The calculation is so complicated the IRS advises, “Taxpayers should use the worksheets located in the Instructions to Form 8965, Health Coverage Exemptions, to figure the shared responsibility payment amount due.”
Andrew Townsend, another tax analyst for Tax Act, agreed in an interview with TheDC that the 8965 “calculation is rather complicated.”
“It’s not something people are going to be able to find on their return,” he said. “It is a totally separate calculation that they’ll be needing to do.”
The understaffed IRS will only be able to handle less than half of taxpayer calls and waiting times could average about 34 minutes according to Nina Olson, the IRS’s official tax advocate.

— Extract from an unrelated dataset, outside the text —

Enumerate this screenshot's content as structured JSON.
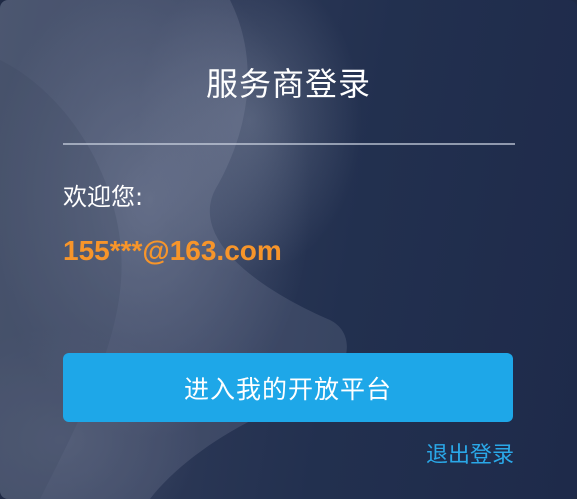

In addition, in her annual report to Congress on Jan. 9, she said the IRS would only be able to handle “basic” questions.
The Department of Health and Human Services last September allocated $60 million to 90 community and left-leaning activist groups to pay for “navigators,” people who are supposed to advise Obamacare participants.
The navigators, however, were only trained to assist with signing up for Obamacare — not how to “navigate” the law’s complicated tax requirements.
The public’s tax problems over Obamacare and the lack of government support is translating into a big win for the tax preparation industry. H&R Block has indicated that Obamacare tax revenue could generate a windfall profit of more than $104 million for his company just this year.
Company CEO Bill Cobb told Reuters on Jan. 7 that up to 25 percent of H&R Block’s client base might be required to fill out the new Obamacare IRS forms. He said his company could earn between $5 and $30 per Obamacare document.
That, according to an analysis by Wedbush Securities, estimates the additional revenue could be as high as $104.25 million for H&R Block.
The giant firm has positioned itself to reap the rewards of Obamacare business. Chief marketing officer Kathy Collins stated at the Jan. 5 launch of the company’s Obamacare tax service: “Our tax professionals understand the increasingly complicated tax code, including confusing changes with the Affordable Care Act.”
On Jan. 9, the company launched a national TV ad—part of an overall campaign that the Daily Twitch, an analyst of an advertising agency estimated will cost $200 million.
The ad debuted the weekend of Jan. 10. In the 30-second ad, a bow-tied narrator tells viewers: “On the one hand, you have taxes. On the other hand, the Affordable Care Act.”
The narrator goes on: “And that leads to a lot of questions, like, ‘What does the Affordable Care Act have to do with my refund?’ Or, ‘Who can help me figure this out?’ We can.”
The media buy is big, with 2,986 national TV airings, according to iSpot TV.
As part of its aggressive marketing campaign, the company also organized an “ACA Q&A Day.” Obamacare enrollees were invited to visit one of H&R Block’s 10,000 retail offices on Jan. 8.
According to a company spokeswoman, more than 200,000 people showed up.